## SUPPLIED ENTRIES:
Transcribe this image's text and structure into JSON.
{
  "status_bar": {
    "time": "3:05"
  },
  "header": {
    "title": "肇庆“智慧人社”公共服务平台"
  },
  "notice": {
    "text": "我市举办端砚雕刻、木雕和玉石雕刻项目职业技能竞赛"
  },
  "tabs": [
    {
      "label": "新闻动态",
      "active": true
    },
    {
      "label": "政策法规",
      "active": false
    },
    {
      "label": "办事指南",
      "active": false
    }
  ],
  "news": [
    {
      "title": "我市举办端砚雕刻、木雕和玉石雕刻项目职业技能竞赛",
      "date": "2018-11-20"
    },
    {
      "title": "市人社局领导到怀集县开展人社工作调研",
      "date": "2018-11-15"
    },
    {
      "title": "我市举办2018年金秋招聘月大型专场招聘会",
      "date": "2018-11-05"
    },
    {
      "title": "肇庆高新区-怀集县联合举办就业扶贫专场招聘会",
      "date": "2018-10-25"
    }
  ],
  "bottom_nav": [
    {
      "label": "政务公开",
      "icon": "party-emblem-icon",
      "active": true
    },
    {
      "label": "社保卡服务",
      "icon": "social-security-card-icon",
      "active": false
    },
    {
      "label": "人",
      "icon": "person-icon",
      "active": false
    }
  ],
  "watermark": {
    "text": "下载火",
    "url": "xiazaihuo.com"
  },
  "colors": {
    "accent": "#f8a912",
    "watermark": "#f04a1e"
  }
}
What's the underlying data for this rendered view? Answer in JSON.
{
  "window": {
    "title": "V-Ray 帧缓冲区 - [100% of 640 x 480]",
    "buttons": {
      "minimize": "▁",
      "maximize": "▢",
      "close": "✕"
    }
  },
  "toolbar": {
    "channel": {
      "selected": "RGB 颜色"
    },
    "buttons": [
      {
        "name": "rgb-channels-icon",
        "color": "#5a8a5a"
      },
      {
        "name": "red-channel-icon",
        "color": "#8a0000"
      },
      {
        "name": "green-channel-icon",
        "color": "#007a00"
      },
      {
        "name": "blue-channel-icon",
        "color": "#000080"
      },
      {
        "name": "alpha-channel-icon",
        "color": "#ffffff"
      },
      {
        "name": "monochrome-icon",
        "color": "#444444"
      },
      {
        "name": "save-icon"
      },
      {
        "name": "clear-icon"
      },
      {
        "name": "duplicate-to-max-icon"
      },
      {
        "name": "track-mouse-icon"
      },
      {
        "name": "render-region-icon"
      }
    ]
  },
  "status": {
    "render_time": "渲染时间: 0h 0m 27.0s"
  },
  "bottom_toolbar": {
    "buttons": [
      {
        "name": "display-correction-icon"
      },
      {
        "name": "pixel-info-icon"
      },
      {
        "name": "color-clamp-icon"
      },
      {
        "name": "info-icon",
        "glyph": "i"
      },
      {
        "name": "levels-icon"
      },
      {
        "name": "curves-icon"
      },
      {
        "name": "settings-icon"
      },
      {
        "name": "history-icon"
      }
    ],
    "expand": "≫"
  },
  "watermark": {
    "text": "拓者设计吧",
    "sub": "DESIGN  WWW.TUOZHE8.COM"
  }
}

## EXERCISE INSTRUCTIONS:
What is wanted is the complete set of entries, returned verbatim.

## EXPECTED OUTPUT:
Transcribe this image's text and structure into JSON.
{
  "status_bar": {
    "time": "3:05"
  },
  "header": {
    "title": "肇庆“智慧人社”公共服务平台"
  },
  "notice": {
    "text": "我市举办端砚雕刻、木雕和玉石雕刻项目职业技能竞赛"
  },
  "tabs": [
    {
      "label": "新闻动态",
      "active": true
    },
    {
      "label": "政策法规",
      "active": false
    },
    {
      "label": "办事指南",
      "active": false
    }
  ],
  "news": [
    {
      "title": "我市举办端砚雕刻、木雕和玉石雕刻项目职业技能竞赛",
      "date": "2018-11-20"
    },
    {
      "title": "市人社局领导到怀集县开展人社工作调研",
      "date": "2018-11-15"
    },
    {
      "title": "我市举办2018年金秋招聘月大型专场招聘会",
      "date": "2018-11-05"
    },
    {
      "title": "肇庆高新区-怀集县联合举办就业扶贫专场招聘会",
      "date": "2018-10-25"
    }
  ],
  "bottom_nav": [
    {
      "label": "政务公开",
      "icon": "party-emblem-icon",
      "active": true
    },
    {
      "label": "社保卡服务",
      "icon": "social-security-card-icon",
      "active": false
    },
    {
      "label": "人",
      "icon": "person-icon",
      "active": false
    }
  ],
  "watermark": {
    "text": "下载火",
    "url": "xiazaihuo.com"
  },
  "colors": {
    "accent": "#f8a912",
    "watermark": "#f04a1e"
  }
}
What's the underlying data for this rendered view? Answer in JSON.
{
  "window": {
    "title": "V-Ray 帧缓冲区 - [100% of 640 x 480]",
    "buttons": {
      "minimize": "▁",
      "maximize": "▢",
      "close": "✕"
    }
  },
  "toolbar": {
    "channel": {
      "selected": "RGB 颜色"
    },
    "buttons": [
      {
        "name": "rgb-channels-icon",
        "color": "#5a8a5a"
      },
      {
        "name": "red-channel-icon",
        "color": "#8a0000"
      },
      {
        "name": "green-channel-icon",
        "color": "#007a00"
      },
      {
        "name": "blue-channel-icon",
        "color": "#000080"
      },
      {
        "name": "alpha-channel-icon",
        "color": "#ffffff"
      },
      {
        "name": "monochrome-icon",
        "color": "#444444"
      },
      {
        "name": "save-icon"
      },
      {
        "name": "clear-icon"
      },
      {
        "name": "duplicate-to-max-icon"
      },
      {
        "name": "track-mouse-icon"
      },
      {
        "name": "render-region-icon"
      }
    ]
  },
  "status": {
    "render_time": "渲染时间: 0h 0m 27.0s"
  },
  "bottom_toolbar": {
    "buttons": [
      {
        "name": "display-correction-icon"
      },
      {
        "name": "pixel-info-icon"
      },
      {
        "name": "color-clamp-icon"
      },
      {
        "name": "info-icon",
        "glyph": "i"
      },
      {
        "name": "levels-icon"
      },
      {
        "name": "curves-icon"
      },
      {
        "name": "settings-icon"
      },
      {
        "name": "history-icon"
      }
    ],
    "expand": "≫"
  },
  "watermark": {
    "text": "拓者设计吧",
    "sub": "DESIGN  WWW.TUOZHE8.COM"
  }
}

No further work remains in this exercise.